Twitter gets SPDY web pages
Twitter has started to use Google's SPDY protocol for handling web requests from browsers that understand the alternative to HTTP. Although not formally announced, a Twitter engineer posted a screenshot showing that the protocol was enabled on Twitter's API. SPDY started life in 2009 as an experiment to speed up the web by using one request instead of multiple HTTP requests and enabling encryption and compression by default. Google introduced SPDY in Chrome and Chromium and then to many Google web sites.
The protocol has been submitted to the IETF as a possible future standard. The use of the protocol on Twitter is the first major deployment outside Google, other than Amazon's use of SPDY in communications between its servers and the Kindle Fire.
One thing with SPDY is that it does not announce itself in those browsers though, preferring to only display https: as the protocol, so many SPDY users do not realise they are using it. Thanks, though, to a new open source plugin for Chrome, Chrome SPDY Indicator, it is possible to see when SPDY is being used.
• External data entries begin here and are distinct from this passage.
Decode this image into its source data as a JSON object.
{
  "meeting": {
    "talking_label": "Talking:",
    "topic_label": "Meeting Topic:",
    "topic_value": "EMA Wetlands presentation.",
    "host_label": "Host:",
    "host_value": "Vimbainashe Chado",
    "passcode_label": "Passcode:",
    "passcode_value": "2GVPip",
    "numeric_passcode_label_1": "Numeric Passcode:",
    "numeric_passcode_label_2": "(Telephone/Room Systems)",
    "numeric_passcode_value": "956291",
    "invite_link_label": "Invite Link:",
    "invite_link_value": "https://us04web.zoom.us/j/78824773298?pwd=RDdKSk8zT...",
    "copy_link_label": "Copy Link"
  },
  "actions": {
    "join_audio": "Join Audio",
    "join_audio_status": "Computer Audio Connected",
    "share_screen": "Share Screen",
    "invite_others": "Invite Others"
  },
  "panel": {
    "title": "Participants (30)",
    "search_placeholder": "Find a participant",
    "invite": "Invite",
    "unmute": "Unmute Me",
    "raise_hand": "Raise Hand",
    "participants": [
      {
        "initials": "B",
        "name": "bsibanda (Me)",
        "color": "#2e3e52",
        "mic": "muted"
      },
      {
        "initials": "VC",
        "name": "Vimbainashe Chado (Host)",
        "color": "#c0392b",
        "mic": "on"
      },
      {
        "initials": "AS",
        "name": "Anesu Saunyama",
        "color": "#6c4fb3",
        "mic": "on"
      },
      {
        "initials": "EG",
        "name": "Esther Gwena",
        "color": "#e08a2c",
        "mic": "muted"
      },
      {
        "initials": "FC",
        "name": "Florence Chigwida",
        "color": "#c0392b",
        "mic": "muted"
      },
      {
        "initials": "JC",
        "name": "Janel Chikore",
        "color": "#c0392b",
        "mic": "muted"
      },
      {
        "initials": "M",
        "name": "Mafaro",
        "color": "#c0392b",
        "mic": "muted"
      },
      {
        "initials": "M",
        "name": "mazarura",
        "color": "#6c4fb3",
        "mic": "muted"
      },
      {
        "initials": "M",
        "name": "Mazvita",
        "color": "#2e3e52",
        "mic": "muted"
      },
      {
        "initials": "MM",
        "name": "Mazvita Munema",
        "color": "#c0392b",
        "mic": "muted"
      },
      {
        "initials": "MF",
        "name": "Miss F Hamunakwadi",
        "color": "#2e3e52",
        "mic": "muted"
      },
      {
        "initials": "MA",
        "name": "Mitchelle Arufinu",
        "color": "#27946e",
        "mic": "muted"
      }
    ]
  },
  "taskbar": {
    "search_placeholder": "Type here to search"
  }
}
The only browsers implementing and enabling SPDY support at the moment are Google's Chrome and Chromium; Firefox 11, due to be released tomorrow, has SPDY support but that is disabled by default (to enable it, users will have to go to
about:config, search for
network.http.spdy.enabled and set it to
true). Mozilla's Chris Blizzard, director of Web Platform at Mozilla, says Firefox 13 should see the protocol enabled by default. An extension inspired by the Chrome SPDY Indicator is already available for installation on the Mozilla Add-Ons ready for Firefox 11.